[Records from a dataset]

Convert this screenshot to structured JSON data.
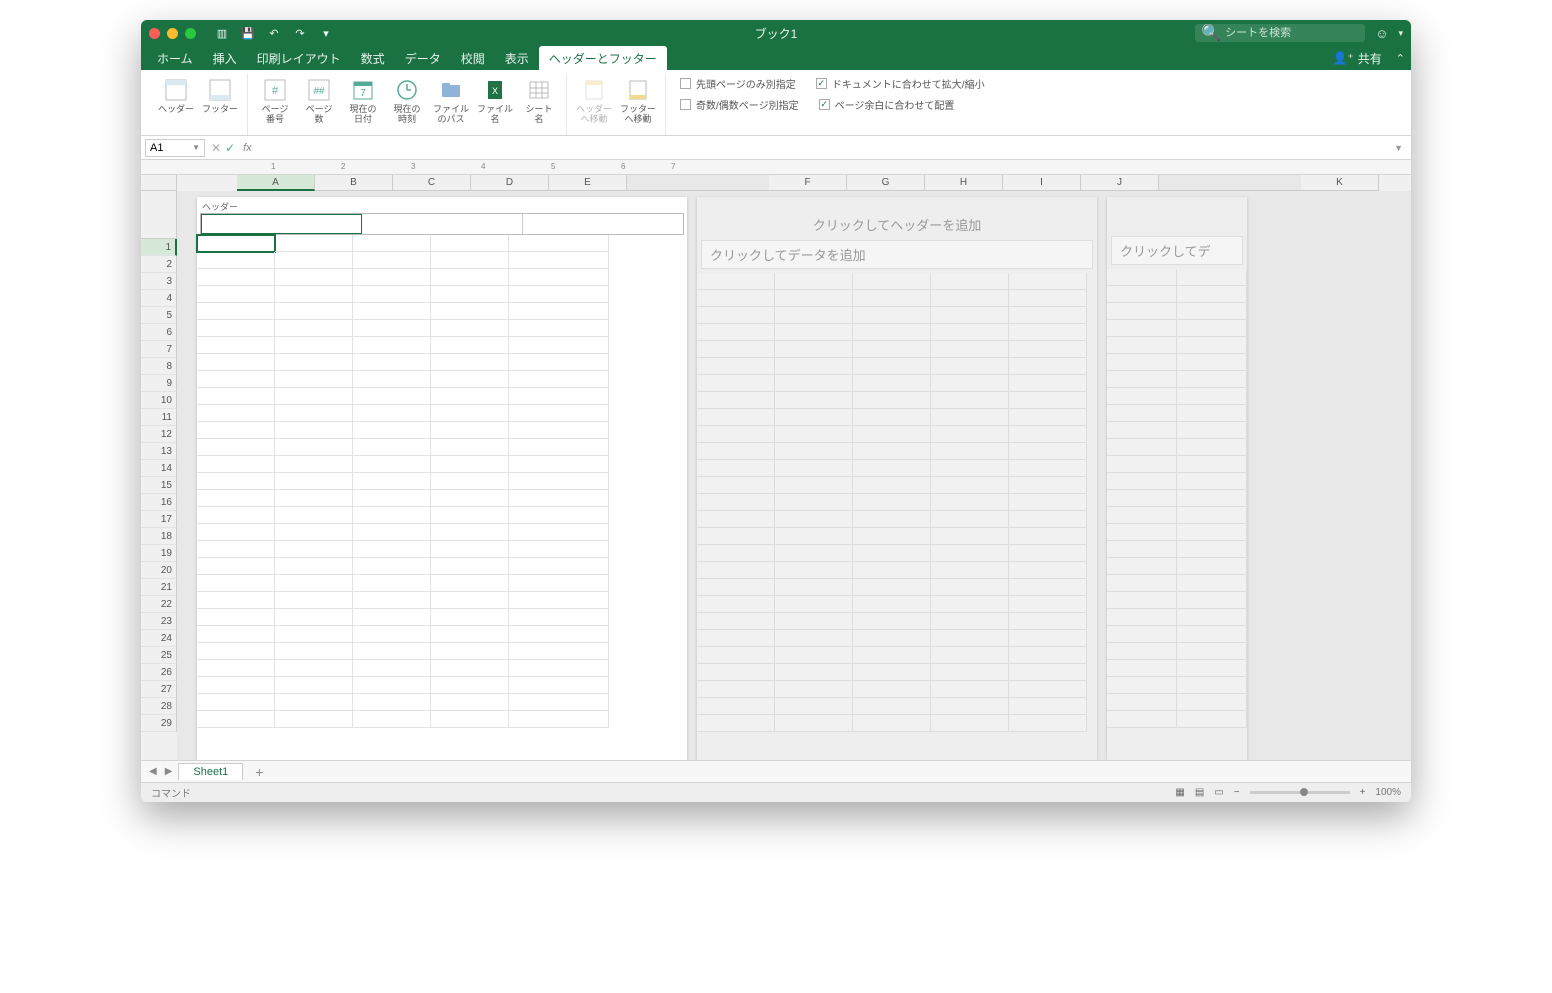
{
  "title": "ブック1",
  "search_placeholder": "シートを検索",
  "tabs": {
    "home": "ホーム",
    "insert": "挿入",
    "page_layout": "印刷レイアウト",
    "formulas": "数式",
    "data": "データ",
    "review": "校閲",
    "view": "表示",
    "header_footer": "ヘッダーとフッター"
  },
  "share": "共有",
  "ribbon": {
    "header": "ヘッダー",
    "footer": "フッター",
    "page_num": "ページ\n番号",
    "page_count": "ページ\n数",
    "date": "現在の\n日付",
    "time": "現在の\n時刻",
    "file_path": "ファイル\nのパス",
    "file_name": "ファイル\n名",
    "sheet_name": "シート\n名",
    "goto_header": "ヘッダー\nへ移動",
    "goto_footer": "フッター\nへ移動"
  },
  "checks": {
    "first_diff": "先頭ページのみ別指定",
    "odd_even": "奇数/偶数ページ別指定",
    "scale_doc": "ドキュメントに合わせて拡大/縮小",
    "align_margin": "ページ余白に合わせて配置"
  },
  "namebox": "A1",
  "ruler_marks": [
    "1",
    "2",
    "3",
    "4",
    "5",
    "6",
    "7"
  ],
  "columns": [
    "A",
    "B",
    "C",
    "D",
    "E",
    "F",
    "G",
    "H",
    "I",
    "J",
    "K"
  ],
  "rows_visible": 29,
  "header_label": "ヘッダー",
  "placeholder_header": "クリックしてヘッダーを追加",
  "placeholder_data": "クリックしてデータを追加",
  "placeholder_data_cut": "クリックしてデ",
  "sheet_tab": "Sheet1",
  "status_text": "コマンド",
  "zoom": "100%"
}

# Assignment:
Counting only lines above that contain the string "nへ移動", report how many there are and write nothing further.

# Output below:
2